## Material shown
○ ○ ○ ○ ○

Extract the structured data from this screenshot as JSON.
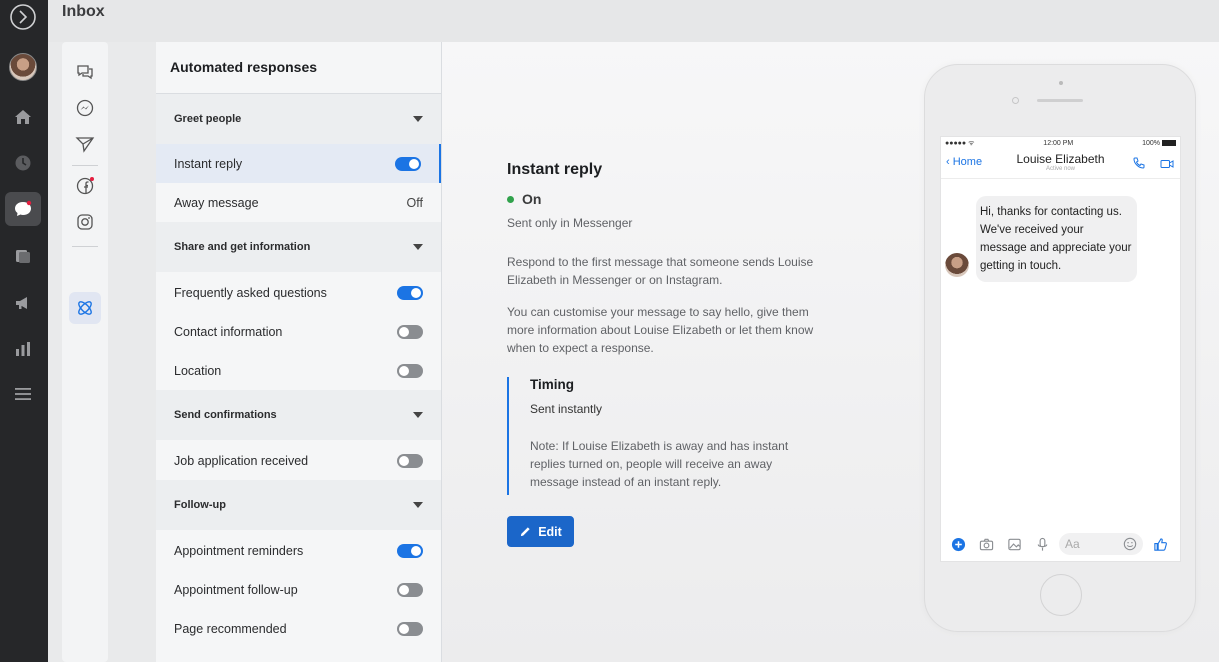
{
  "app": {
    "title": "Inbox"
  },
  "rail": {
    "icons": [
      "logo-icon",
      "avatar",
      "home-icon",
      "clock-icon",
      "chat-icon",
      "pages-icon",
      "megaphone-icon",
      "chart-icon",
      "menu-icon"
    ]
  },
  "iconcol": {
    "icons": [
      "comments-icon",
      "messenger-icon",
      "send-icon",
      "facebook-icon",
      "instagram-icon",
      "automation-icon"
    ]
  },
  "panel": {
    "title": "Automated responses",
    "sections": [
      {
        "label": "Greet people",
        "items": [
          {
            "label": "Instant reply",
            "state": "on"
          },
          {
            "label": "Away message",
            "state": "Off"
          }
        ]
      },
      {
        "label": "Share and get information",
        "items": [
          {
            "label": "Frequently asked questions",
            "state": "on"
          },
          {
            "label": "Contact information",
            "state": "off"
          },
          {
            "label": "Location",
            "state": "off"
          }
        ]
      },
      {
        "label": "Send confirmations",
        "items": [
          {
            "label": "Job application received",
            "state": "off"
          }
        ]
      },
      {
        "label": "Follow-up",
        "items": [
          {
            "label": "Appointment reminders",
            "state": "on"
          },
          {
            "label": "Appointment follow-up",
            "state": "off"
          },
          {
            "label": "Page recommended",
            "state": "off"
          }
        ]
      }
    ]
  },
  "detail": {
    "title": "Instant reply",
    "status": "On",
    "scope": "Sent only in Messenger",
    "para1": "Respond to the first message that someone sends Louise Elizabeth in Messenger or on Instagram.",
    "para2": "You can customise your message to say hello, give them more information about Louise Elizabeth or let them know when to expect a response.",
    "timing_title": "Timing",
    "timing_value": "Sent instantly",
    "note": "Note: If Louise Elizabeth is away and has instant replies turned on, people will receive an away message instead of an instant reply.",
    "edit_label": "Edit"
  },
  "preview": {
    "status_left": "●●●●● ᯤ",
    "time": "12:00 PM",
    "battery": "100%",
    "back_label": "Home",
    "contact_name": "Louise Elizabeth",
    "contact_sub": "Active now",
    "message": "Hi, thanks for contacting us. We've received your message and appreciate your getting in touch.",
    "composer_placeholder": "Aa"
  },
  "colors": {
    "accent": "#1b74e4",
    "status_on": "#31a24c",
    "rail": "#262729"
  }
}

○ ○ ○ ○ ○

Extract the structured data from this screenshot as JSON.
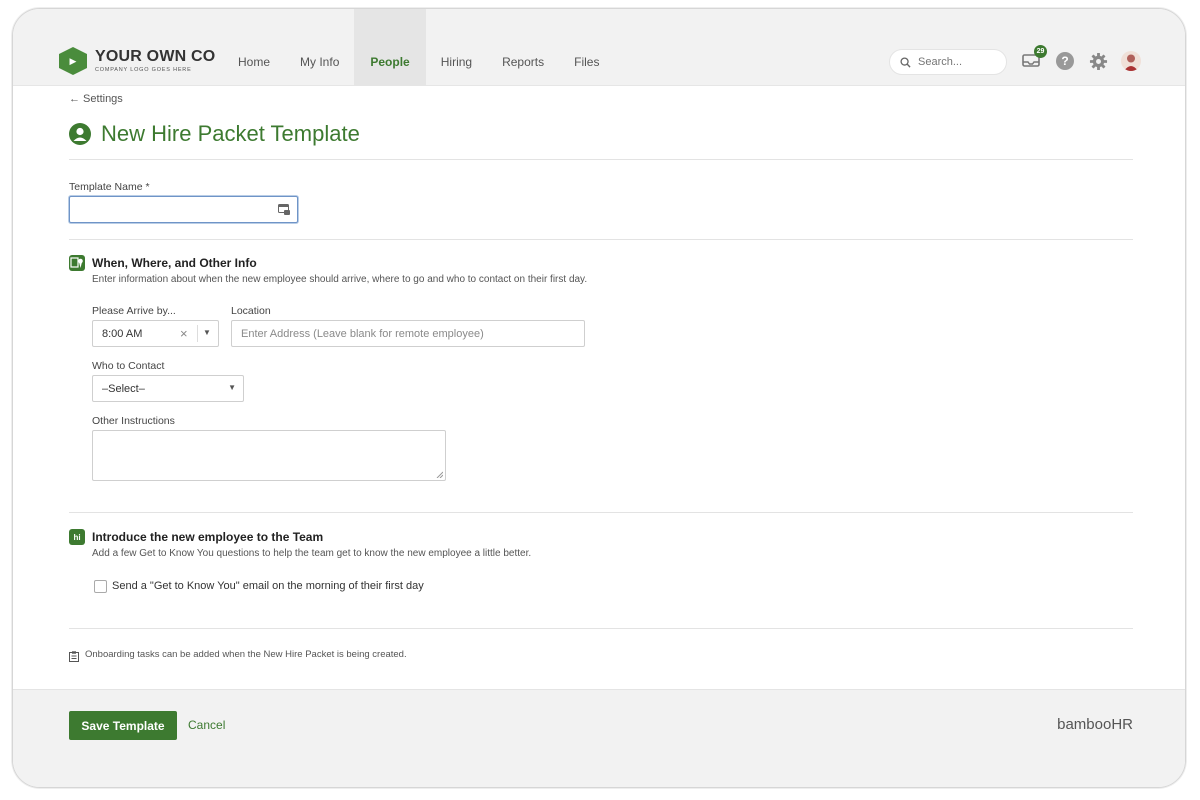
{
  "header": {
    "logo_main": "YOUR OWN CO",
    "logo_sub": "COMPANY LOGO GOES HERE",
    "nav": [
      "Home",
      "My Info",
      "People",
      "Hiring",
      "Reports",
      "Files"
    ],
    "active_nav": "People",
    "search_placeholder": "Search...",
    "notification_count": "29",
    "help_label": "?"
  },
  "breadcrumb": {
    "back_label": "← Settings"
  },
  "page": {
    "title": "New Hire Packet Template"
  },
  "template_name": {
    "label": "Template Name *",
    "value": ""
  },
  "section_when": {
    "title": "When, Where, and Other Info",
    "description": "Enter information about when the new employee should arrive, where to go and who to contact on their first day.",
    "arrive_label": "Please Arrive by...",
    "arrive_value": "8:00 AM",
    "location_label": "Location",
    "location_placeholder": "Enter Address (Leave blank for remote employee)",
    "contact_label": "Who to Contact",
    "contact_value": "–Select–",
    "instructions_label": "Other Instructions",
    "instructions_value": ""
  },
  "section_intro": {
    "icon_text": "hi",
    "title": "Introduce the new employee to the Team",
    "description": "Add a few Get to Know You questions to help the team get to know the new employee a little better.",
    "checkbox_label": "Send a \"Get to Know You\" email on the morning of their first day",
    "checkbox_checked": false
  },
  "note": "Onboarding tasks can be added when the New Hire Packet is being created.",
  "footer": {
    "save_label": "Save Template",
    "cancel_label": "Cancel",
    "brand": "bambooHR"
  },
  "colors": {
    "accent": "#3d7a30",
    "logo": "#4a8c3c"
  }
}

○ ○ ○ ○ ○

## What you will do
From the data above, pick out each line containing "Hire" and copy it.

## Exercise response
    "title": "New Hire Packet Template"
  "note": "Onboarding tasks can be added when the New Hire Packet is being created.",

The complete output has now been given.